### LISTED RECORDS
:::::

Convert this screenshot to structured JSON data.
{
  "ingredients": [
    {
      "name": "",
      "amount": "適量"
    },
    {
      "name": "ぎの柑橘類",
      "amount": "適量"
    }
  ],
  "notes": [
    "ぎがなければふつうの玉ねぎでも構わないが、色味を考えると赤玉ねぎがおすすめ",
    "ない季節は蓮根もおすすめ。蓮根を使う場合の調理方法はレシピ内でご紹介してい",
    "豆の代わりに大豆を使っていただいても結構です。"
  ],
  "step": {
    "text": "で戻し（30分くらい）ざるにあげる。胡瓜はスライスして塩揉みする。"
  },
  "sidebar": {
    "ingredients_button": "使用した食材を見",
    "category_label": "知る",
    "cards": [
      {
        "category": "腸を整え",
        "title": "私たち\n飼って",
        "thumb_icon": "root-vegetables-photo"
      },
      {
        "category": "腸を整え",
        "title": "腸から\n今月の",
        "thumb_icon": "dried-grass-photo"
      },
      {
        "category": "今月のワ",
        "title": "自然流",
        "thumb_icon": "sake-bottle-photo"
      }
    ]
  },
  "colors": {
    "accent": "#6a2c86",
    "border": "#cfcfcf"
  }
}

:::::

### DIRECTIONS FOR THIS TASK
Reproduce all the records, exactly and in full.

### ANSWER TO THIS TASK
Convert this screenshot to structured JSON data.
{
  "ingredients": [
    {
      "name": "",
      "amount": "適量"
    },
    {
      "name": "ぎの柑橘類",
      "amount": "適量"
    }
  ],
  "notes": [
    "ぎがなければふつうの玉ねぎでも構わないが、色味を考えると赤玉ねぎがおすすめ",
    "ない季節は蓮根もおすすめ。蓮根を使う場合の調理方法はレシピ内でご紹介してい",
    "豆の代わりに大豆を使っていただいても結構です。"
  ],
  "step": {
    "text": "で戻し（30分くらい）ざるにあげる。胡瓜はスライスして塩揉みする。"
  },
  "sidebar": {
    "ingredients_button": "使用した食材を見",
    "category_label": "知る",
    "cards": [
      {
        "category": "腸を整え",
        "title": "私たち\n飼って",
        "thumb_icon": "root-vegetables-photo"
      },
      {
        "category": "腸を整え",
        "title": "腸から\n今月の",
        "thumb_icon": "dried-grass-photo"
      },
      {
        "category": "今月のワ",
        "title": "自然流",
        "thumb_icon": "sake-bottle-photo"
      }
    ]
  },
  "colors": {
    "accent": "#6a2c86",
    "border": "#cfcfcf"
  }
}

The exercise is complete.